October 18th, 2018

Rationalizing the use of pesticides in field crops

An extensive economic analysis conducted by Institut de recherche et de développement en agroenvironnement (IRDA) from 2016 to 2018 looked at the viability of using an integrated strategy to control field crop pests. The results showed that this approach benefits the environment by reducing pesticide use, and does not negatively impact the profitability of small grain, grain corn, or soy crop operations. In fact, among the 115 companies surveyed, many experienced a positive impact on yields and profitability. This study is in keeping with the objectives of the 2011¬–2021 Québec agricultural phytosanitary strategy, which targets reductions in the health and environmental risks associated with pesticide use. The study received financial support from Ministère de l’Agriculture, des Pêcheries et de l’Alimentation (MAPAQ) under Part 4 of its 2013–2018 Prime-Vert program.

It is common knowledge that pesticides are frequently employed as part of a preventive strategy. Yet, studies have shown they are often not applied in an optimal manner and the impact is greatest for companies that use them the most. The bottom line is that it makes more financial sense to use pesticides only when absolutely necessary.
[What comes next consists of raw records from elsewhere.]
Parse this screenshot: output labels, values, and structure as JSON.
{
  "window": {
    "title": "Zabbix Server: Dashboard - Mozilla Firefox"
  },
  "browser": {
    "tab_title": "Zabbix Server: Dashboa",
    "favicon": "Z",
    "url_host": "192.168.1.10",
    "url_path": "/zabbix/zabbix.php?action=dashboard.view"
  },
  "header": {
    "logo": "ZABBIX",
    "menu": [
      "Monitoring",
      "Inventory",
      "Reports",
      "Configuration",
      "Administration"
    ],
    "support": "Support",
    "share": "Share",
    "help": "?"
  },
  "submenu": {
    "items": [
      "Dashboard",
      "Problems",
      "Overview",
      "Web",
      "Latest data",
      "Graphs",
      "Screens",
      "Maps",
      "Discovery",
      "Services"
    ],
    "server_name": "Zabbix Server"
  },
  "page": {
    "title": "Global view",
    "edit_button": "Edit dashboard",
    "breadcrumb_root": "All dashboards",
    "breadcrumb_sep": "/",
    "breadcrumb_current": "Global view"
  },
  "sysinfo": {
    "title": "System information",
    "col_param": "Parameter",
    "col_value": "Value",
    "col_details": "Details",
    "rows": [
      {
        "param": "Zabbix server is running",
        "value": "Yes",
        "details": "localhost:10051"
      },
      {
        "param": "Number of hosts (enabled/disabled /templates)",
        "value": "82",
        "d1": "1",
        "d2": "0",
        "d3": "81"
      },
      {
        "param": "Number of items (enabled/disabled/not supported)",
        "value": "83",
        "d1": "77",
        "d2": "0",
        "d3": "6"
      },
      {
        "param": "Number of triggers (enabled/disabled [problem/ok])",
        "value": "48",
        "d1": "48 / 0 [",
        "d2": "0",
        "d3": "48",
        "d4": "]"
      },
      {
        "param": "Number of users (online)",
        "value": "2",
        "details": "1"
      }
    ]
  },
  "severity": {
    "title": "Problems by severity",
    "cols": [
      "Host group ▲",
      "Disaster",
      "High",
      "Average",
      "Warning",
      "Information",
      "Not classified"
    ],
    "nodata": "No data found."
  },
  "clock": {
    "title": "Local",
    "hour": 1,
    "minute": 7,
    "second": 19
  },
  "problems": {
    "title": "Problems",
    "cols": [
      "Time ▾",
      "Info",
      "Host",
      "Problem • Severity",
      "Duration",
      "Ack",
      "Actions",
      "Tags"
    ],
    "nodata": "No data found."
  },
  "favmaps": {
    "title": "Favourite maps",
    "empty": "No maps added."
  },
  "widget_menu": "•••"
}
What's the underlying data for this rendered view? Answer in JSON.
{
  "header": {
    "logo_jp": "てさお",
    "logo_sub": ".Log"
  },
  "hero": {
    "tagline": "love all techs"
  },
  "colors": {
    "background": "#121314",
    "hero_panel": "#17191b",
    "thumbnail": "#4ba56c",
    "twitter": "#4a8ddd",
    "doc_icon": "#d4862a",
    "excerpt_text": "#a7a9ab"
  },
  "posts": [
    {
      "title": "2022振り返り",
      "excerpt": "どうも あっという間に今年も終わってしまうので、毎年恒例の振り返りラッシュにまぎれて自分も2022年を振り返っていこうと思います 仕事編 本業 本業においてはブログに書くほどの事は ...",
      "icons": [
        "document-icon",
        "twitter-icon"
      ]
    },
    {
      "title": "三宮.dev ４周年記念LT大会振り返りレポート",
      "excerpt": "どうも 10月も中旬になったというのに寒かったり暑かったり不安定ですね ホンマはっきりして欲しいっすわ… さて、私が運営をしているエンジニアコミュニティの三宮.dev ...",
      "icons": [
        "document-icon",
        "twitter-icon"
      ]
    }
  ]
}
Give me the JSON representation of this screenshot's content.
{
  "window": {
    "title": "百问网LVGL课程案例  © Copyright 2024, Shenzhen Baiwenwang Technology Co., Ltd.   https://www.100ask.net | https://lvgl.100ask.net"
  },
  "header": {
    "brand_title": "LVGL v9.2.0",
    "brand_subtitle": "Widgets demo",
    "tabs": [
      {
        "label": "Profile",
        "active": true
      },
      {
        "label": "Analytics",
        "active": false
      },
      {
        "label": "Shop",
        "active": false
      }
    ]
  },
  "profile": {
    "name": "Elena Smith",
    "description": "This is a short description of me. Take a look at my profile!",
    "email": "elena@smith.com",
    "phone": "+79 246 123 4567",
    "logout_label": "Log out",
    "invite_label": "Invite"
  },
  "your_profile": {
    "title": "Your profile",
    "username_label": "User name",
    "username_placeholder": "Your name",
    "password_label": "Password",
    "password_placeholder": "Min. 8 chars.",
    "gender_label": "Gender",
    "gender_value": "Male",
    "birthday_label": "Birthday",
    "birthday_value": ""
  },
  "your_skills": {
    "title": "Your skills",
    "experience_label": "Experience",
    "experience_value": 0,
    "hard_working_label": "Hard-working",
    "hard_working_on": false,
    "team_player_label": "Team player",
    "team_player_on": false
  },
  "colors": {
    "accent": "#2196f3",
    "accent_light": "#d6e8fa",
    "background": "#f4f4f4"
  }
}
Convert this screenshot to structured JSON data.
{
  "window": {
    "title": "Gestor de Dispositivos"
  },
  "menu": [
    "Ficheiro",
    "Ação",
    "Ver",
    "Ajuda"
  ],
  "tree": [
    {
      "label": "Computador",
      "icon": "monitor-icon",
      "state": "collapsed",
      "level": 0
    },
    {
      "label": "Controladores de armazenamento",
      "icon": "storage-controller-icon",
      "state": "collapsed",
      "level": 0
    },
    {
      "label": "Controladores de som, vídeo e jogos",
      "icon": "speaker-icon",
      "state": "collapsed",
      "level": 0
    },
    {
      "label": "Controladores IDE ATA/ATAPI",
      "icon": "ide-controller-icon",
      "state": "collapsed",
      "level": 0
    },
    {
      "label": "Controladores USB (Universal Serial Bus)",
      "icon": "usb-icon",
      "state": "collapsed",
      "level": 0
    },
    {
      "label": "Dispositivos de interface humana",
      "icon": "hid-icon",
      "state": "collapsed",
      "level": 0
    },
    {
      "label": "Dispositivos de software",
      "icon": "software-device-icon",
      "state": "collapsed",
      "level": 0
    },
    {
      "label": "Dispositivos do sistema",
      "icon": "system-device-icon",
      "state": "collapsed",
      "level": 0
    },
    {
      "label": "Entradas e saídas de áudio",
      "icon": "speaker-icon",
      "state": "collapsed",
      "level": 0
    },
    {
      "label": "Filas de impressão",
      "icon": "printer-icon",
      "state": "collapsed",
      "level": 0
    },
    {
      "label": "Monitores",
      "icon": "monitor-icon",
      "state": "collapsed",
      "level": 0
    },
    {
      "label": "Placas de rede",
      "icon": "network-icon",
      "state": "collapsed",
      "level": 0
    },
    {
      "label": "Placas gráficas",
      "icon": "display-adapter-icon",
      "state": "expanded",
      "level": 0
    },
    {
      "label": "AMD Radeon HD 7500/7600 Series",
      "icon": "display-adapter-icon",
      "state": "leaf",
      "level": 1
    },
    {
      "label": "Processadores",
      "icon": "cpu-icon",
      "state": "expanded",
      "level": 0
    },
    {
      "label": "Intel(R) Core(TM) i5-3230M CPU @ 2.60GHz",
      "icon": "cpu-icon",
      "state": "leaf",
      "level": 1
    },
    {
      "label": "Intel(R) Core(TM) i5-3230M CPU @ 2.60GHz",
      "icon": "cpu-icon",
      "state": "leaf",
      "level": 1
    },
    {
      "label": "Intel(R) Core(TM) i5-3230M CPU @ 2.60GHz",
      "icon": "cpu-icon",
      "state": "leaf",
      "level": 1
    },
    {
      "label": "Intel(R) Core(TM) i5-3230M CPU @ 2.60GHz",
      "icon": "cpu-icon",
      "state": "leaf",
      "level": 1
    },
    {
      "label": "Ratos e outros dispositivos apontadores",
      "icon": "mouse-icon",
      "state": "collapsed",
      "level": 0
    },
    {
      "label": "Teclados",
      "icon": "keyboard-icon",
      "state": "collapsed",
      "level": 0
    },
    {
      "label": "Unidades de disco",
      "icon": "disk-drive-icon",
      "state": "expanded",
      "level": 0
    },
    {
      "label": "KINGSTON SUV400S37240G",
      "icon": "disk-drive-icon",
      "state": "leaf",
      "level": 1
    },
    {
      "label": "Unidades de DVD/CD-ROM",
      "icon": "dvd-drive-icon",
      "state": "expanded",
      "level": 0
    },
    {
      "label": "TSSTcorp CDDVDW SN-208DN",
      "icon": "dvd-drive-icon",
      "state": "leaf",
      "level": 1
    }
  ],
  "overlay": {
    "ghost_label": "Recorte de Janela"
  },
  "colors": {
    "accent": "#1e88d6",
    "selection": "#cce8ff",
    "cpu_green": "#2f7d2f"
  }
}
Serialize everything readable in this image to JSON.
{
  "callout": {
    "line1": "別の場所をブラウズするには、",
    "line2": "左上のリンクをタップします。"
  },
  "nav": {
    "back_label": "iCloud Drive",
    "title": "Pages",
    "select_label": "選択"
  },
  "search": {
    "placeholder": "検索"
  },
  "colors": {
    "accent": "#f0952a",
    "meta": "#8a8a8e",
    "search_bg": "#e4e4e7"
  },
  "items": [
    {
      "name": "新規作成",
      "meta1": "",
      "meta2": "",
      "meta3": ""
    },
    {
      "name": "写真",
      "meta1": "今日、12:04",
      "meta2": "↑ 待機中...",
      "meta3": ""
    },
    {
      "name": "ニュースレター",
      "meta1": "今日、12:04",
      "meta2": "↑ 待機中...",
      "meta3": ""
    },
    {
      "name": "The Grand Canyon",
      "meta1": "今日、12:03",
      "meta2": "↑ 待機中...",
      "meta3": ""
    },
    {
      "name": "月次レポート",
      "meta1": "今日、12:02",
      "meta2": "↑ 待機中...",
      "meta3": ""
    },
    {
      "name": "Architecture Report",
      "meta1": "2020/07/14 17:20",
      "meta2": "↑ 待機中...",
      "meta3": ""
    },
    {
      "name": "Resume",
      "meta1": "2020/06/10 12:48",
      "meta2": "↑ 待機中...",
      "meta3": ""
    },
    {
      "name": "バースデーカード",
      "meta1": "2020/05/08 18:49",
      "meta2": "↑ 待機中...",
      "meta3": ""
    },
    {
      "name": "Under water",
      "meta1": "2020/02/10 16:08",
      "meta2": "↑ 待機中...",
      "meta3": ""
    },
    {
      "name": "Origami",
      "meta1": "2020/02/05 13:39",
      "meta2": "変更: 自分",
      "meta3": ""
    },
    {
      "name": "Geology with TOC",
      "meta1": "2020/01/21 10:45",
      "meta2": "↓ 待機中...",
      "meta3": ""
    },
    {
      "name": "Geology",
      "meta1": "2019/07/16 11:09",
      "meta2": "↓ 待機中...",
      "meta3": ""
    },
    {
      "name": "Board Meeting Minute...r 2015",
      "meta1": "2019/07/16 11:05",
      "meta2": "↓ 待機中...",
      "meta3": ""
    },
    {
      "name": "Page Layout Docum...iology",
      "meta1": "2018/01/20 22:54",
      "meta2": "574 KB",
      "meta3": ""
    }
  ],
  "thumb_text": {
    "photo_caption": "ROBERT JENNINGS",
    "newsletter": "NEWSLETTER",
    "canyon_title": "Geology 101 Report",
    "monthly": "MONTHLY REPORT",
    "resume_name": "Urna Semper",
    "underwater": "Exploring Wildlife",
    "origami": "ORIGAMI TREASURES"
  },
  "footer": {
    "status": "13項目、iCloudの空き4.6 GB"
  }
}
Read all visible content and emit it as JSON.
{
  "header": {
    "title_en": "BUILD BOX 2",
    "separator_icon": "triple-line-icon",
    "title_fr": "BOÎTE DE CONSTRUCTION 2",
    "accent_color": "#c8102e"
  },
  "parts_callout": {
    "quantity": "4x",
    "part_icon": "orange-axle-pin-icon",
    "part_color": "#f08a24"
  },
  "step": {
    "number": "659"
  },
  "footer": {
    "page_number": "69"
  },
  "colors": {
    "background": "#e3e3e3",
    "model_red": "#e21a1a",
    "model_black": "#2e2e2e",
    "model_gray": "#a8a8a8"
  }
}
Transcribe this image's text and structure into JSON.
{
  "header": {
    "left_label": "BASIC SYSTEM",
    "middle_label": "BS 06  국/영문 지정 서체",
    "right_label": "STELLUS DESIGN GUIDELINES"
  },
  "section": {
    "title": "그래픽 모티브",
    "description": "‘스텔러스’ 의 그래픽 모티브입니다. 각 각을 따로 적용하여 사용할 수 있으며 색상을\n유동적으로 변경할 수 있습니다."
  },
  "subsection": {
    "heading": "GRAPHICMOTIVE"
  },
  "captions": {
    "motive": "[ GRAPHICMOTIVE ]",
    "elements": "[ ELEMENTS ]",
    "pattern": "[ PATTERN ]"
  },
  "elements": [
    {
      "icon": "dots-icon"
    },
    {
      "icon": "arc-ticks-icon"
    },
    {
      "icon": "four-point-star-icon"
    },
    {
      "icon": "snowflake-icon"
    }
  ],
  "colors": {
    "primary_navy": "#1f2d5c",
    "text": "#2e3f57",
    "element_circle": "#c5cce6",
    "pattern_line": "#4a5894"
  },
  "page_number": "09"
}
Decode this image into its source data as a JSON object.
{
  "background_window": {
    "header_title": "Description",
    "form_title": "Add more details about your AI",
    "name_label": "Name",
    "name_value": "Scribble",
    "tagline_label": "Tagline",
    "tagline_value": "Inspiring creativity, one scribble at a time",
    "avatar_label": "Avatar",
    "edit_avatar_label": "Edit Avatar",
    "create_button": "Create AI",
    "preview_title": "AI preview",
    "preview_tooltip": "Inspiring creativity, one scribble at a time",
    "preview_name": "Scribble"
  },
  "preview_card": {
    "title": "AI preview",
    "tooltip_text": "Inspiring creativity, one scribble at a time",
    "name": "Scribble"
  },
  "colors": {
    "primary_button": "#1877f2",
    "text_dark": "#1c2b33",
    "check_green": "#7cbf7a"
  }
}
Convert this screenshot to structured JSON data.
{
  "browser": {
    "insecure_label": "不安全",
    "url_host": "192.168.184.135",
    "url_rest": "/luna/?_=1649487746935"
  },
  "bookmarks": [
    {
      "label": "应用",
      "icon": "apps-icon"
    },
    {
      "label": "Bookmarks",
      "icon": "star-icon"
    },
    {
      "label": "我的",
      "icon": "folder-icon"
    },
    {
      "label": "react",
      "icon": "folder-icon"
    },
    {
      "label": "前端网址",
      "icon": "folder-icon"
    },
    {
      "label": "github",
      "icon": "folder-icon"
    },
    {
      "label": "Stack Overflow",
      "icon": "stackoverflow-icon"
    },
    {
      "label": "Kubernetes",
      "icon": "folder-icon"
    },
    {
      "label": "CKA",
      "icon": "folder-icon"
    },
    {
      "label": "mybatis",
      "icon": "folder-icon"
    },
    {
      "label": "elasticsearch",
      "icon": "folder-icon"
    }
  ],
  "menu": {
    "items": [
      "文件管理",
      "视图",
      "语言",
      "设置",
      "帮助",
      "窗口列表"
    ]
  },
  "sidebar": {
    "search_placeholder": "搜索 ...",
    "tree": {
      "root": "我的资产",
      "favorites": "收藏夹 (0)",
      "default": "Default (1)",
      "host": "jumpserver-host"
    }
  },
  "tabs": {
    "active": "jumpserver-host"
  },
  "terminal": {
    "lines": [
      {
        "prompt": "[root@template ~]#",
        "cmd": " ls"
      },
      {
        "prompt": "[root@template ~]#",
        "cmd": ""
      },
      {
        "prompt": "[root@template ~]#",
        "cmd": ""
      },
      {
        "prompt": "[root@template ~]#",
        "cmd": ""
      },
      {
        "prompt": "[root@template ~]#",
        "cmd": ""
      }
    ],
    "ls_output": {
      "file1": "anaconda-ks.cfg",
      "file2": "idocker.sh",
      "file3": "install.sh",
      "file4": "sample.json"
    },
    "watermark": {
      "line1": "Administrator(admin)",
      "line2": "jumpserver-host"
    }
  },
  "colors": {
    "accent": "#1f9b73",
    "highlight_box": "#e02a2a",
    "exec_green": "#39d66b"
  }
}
According to Luc Belzile, an IRDA researcher in agri-environmental economics, “Taken as a whole, the results of the projects comprising this two-year study indicate that when pesticide use in field crops is rationalized, it does not harm a company’s economic or financial viability, nor does it accentuate economic risk factors.”

The various projects were supported by MAPAQ and Agriculture and Agri-Food Canada and are presented in a special issue of Perspectives en économie de l’agroenvironnement.

Click on the link below to read this issue (in French).